■ **ABOUT THIS TASK**
From the first line to the last, give the records again exactly.

════

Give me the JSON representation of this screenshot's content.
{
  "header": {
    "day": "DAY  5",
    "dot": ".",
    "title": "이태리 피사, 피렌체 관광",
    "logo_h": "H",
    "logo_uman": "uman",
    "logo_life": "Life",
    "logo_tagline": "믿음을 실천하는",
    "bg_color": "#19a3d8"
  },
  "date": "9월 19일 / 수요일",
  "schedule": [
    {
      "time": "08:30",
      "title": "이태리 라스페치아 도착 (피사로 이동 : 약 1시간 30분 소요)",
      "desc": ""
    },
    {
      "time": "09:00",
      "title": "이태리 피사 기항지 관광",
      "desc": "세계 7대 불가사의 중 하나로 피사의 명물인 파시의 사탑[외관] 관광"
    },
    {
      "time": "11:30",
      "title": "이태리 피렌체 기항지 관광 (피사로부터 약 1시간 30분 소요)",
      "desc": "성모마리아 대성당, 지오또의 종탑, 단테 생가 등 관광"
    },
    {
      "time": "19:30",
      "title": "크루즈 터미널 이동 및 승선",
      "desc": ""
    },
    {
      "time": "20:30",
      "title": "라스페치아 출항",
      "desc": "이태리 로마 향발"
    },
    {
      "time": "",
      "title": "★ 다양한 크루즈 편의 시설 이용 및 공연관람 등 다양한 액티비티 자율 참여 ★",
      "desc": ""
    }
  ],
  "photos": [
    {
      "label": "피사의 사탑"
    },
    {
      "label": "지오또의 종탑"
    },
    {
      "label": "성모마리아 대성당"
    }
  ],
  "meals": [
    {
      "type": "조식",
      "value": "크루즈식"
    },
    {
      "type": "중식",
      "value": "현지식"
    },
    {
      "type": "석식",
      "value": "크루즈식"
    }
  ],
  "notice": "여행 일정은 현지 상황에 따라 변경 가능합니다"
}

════

■ **WRITTEN REPLY**
Give me the JSON representation of this screenshot's content.
{
  "header": {
    "day": "DAY  5",
    "dot": ".",
    "title": "이태리 피사, 피렌체 관광",
    "logo_h": "H",
    "logo_uman": "uman",
    "logo_life": "Life",
    "logo_tagline": "믿음을 실천하는",
    "bg_color": "#19a3d8"
  },
  "date": "9월 19일 / 수요일",
  "schedule": [
    {
      "time": "08:30",
      "title": "이태리 라스페치아 도착 (피사로 이동 : 약 1시간 30분 소요)",
      "desc": ""
    },
    {
      "time": "09:00",
      "title": "이태리 피사 기항지 관광",
      "desc": "세계 7대 불가사의 중 하나로 피사의 명물인 파시의 사탑[외관] 관광"
    },
    {
      "time": "11:30",
      "title": "이태리 피렌체 기항지 관광 (피사로부터 약 1시간 30분 소요)",
      "desc": "성모마리아 대성당, 지오또의 종탑, 단테 생가 등 관광"
    },
    {
      "time": "19:30",
      "title": "크루즈 터미널 이동 및 승선",
      "desc": ""
    },
    {
      "time": "20:30",
      "title": "라스페치아 출항",
      "desc": "이태리 로마 향발"
    },
    {
      "time": "",
      "title": "★ 다양한 크루즈 편의 시설 이용 및 공연관람 등 다양한 액티비티 자율 참여 ★",
      "desc": ""
    }
  ],
  "photos": [
    {
      "label": "피사의 사탑"
    },
    {
      "label": "지오또의 종탑"
    },
    {
      "label": "성모마리아 대성당"
    }
  ],
  "meals": [
    {
      "type": "조식",
      "value": "크루즈식"
    },
    {
      "type": "중식",
      "value": "현지식"
    },
    {
      "type": "석식",
      "value": "크루즈식"
    }
  ],
  "notice": "여행 일정은 현지 상황에 따라 변경 가능합니다"
}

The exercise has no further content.